A DINING TABLE, Chicago – By any measure, telecommuting is on the rise. According to a recent New York Times article, the percentage of Americans who work outside the office at least part of the time could be as high as 30 percent, but at a minimum, account for some 3.2 million workers.
While those reports tend to focus on productivity and benefits, there’s another angle – if you’re going to work at home, where do you work? I am using a corner of the dining table for my “office,” but the typical two-bedroom, East Lake View condo scarcely has room for a stamp collection, let alone a full-time dining table.
One solution, says kitchen designer Emily Mackie, owner of Inspired Interiors, is a kitchen re-do that includes double- or even triple-duty spaces.
“Areas that have multi-functionality are popular,” Mackie says. People who work at home part of the time want a space, such as a breakfast bar, that can also double as a work desk. “They want an island that has a tiered area to plug in laptops. They sit on a bar stool and work at the counter.”

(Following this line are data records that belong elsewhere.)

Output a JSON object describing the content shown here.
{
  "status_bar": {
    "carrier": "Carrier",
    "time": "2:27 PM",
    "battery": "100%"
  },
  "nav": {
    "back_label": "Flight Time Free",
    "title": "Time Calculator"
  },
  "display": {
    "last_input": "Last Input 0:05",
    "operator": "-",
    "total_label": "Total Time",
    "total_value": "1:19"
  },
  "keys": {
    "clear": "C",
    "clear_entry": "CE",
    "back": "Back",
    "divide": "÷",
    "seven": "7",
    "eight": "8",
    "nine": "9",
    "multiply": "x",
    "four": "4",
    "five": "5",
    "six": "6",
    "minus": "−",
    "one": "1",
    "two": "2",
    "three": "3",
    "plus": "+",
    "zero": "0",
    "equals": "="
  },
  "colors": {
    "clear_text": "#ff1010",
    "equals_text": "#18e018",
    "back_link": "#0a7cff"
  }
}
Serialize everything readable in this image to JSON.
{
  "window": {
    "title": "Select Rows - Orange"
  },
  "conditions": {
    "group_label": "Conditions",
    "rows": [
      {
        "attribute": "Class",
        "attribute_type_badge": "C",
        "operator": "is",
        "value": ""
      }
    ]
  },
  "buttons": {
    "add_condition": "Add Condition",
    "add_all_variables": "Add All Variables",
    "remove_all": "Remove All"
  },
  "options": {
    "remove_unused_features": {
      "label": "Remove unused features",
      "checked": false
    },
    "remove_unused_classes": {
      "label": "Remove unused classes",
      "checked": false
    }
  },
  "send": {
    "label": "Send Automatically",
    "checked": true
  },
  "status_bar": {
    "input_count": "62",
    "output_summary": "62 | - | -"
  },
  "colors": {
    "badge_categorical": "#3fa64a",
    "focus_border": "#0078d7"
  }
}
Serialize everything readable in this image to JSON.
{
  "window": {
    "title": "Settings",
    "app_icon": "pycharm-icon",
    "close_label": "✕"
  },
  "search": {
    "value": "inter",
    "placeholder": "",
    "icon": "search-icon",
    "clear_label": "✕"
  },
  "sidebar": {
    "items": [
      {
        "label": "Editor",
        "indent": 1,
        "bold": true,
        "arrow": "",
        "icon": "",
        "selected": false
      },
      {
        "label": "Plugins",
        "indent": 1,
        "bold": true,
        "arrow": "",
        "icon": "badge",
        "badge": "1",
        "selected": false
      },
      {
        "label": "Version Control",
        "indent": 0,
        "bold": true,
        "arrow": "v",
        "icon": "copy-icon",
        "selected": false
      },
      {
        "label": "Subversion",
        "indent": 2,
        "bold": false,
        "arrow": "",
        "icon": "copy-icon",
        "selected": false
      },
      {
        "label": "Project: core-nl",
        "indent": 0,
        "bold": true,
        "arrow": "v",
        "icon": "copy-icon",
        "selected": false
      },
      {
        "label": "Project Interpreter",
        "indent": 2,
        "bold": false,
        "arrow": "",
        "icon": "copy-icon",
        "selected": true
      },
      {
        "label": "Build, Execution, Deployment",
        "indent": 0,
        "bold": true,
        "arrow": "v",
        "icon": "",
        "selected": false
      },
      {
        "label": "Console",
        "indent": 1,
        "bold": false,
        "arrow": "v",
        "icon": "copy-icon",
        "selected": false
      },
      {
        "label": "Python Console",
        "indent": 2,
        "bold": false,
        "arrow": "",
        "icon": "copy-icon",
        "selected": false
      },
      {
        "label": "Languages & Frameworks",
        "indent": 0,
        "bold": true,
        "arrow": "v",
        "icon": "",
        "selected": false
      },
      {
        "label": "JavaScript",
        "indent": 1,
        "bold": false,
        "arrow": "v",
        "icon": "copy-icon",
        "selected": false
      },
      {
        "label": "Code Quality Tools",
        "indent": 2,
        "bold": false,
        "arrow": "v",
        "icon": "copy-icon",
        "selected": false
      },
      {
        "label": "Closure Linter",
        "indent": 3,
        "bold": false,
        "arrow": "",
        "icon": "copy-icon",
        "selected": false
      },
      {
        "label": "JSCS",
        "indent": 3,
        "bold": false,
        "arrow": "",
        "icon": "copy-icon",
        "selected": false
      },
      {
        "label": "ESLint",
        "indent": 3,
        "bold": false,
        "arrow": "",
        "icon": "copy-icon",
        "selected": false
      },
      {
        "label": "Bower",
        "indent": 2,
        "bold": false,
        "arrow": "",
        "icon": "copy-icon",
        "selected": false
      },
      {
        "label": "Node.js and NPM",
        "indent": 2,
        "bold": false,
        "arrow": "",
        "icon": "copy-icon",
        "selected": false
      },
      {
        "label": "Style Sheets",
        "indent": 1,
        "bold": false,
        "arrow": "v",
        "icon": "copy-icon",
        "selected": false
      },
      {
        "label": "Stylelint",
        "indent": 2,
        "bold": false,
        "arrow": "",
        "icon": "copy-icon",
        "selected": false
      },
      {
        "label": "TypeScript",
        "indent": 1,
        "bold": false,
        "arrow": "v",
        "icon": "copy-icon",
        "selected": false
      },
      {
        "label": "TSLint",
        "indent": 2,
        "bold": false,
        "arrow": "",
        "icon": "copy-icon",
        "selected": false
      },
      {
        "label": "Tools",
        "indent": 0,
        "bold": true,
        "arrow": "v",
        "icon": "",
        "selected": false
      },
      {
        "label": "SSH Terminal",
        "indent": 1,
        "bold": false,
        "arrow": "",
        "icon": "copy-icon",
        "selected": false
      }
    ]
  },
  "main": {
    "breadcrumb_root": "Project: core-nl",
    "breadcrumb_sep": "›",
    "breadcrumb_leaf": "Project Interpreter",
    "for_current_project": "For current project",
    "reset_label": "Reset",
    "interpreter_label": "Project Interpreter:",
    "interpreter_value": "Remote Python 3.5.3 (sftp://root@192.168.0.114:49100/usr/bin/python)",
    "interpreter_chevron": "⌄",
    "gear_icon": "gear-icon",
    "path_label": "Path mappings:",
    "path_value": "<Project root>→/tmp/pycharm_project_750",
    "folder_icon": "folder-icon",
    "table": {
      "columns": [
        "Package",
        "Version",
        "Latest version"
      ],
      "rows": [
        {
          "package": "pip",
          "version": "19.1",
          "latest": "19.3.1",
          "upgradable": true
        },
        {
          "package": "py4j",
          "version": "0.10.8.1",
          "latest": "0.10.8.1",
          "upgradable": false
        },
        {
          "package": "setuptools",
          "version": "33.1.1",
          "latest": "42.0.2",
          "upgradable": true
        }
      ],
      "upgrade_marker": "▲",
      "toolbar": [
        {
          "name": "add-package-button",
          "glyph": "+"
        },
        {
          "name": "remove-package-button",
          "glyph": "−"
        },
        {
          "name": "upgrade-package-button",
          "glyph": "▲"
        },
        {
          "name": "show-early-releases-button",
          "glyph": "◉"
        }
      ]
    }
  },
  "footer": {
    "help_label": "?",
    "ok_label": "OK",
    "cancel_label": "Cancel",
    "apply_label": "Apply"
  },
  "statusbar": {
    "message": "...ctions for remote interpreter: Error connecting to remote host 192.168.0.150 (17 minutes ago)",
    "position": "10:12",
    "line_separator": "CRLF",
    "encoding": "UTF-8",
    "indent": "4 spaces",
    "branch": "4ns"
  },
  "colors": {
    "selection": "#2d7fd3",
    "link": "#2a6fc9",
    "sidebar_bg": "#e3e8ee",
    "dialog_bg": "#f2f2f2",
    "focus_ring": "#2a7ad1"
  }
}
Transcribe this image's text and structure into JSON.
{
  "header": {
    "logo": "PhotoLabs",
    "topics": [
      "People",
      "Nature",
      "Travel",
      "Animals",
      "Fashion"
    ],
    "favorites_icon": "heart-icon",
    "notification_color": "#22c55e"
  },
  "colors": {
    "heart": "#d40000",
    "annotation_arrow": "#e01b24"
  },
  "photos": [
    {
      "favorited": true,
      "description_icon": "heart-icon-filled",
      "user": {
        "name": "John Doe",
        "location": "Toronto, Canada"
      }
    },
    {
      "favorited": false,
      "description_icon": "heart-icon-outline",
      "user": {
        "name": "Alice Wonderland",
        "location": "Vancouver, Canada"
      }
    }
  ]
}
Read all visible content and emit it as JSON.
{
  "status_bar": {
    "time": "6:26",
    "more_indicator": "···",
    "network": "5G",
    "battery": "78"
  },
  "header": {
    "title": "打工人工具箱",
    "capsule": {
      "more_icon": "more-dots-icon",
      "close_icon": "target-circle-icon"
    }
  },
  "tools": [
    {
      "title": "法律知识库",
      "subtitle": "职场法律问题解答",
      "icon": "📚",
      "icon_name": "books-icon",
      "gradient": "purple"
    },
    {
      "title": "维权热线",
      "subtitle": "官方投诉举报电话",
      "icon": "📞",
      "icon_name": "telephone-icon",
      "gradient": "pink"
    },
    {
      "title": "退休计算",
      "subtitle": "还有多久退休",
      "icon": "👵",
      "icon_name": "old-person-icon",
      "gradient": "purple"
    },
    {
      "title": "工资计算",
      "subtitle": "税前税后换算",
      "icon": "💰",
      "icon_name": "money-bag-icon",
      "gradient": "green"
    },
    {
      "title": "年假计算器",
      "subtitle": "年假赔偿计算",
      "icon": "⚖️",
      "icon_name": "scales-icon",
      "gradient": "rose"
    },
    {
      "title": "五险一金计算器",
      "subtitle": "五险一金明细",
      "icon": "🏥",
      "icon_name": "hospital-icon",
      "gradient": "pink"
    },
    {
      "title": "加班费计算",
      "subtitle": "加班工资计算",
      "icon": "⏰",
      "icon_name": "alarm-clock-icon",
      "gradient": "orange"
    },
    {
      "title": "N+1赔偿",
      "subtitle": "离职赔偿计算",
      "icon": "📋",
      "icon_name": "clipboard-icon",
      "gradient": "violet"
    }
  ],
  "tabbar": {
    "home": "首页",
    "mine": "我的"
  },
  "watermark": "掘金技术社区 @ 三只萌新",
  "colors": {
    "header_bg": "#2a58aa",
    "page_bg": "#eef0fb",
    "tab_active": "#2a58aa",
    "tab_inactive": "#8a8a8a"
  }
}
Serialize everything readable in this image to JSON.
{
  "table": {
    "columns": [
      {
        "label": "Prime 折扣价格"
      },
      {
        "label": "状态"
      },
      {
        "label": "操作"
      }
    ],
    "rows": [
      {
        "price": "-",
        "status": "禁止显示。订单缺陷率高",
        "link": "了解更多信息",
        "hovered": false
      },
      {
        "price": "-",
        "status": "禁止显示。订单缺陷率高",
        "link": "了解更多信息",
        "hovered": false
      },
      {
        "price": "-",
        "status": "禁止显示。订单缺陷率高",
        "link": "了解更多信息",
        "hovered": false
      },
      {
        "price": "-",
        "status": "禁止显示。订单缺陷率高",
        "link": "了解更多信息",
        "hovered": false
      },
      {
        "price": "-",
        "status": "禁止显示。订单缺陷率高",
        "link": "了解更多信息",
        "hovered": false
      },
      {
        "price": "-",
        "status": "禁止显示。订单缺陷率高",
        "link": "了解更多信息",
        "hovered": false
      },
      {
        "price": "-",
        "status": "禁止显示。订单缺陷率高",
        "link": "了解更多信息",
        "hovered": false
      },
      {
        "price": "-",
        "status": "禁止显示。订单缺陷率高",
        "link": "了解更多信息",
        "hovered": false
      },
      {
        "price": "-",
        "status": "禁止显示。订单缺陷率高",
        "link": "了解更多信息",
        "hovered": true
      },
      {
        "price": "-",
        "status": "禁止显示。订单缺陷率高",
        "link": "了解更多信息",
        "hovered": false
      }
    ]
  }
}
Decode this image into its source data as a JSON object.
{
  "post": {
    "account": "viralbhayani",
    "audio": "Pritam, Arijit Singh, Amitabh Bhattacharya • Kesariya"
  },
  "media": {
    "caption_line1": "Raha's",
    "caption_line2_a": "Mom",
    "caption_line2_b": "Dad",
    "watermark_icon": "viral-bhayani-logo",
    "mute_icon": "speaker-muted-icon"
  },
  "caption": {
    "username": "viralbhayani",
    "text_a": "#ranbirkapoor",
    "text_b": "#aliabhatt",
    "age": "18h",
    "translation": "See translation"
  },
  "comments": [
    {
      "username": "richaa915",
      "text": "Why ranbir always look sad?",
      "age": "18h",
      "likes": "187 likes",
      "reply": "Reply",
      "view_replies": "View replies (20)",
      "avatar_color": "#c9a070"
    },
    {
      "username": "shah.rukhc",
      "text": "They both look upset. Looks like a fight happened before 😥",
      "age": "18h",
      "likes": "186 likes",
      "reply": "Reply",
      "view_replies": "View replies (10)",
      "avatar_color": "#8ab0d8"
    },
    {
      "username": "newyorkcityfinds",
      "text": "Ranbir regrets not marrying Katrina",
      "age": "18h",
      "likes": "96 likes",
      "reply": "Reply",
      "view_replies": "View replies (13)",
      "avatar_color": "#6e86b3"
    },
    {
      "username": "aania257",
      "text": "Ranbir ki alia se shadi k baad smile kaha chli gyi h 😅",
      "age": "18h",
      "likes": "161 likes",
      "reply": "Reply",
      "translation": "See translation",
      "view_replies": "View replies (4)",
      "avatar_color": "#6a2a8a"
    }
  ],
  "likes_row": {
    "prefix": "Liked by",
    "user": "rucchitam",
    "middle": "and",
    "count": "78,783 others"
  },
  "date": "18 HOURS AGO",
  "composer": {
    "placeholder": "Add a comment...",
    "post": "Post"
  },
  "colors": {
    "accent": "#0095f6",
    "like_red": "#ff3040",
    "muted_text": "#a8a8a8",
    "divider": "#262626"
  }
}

Clients are also asking for the latest technologies, such as cordless charging stations in the kitchen, or a flat screen TV against the wall so they can watch food shows while cooking. Others want appliances they can control from an iPad.
Some condo clients have asked for a space that can be an office desk and a dining table. It’s unusual to find a condo with a full-fledged dining room, so it can be a problem to figure out where to seat guests.
Mackie’s answer for one client was to install a kitchen table that slides out from the wall to accommodate guests or a work space, and then slides back into place to save floor space. For another homeowner, she reconfigured a wall between the dining area and living room to accommodate a built-in desk. During the week, it’s a desk, but on the weekends, it could become a party bar.
“We have done a lot of different layouts with a breakfast area convertible to a dining area,” Mackie said. “[Many] condos don’t have room for a dining table. It’s nice to have a convertible area.”
Most of her clients are recent homebuyers who want to update or re-do the kitchen in their new home. Currently the most popular kitchen color is gray, with gray cabinets taking center stage from the former white, painted cabinets and coffee-stained woods.
“It’s a little more contemporary,” she said. And those breakfast bars that double as work desks are either granite or perhaps a quartz-based marble. “It looks like marble but performs like quartz,” Mackie said. “It’s a little pricier, but it’s worth it.”
On average, the buyer of a $400,000 condo might spend around 7 percent of the purchase cost (around $28,000) on a kitchen remodeling if there is no need to move walls, plumbing or electrical. Bigger projects could cost up to 9 percent of the purchase price, Mackie said, or around $36,000.
While appliances are still usually stainless steel, she is installing a lot of Thermador refrigerator and freezer columns instead of the usual full-size refrigerator. In some condos, people are putting in smaller refrigerators and cooktops, since they are shopping more frequently for smaller quantities of the freshest produce.
During those 4 p.m. work slumps, just think how easy it will be to reach for an organic strawberry (or the Cheetos).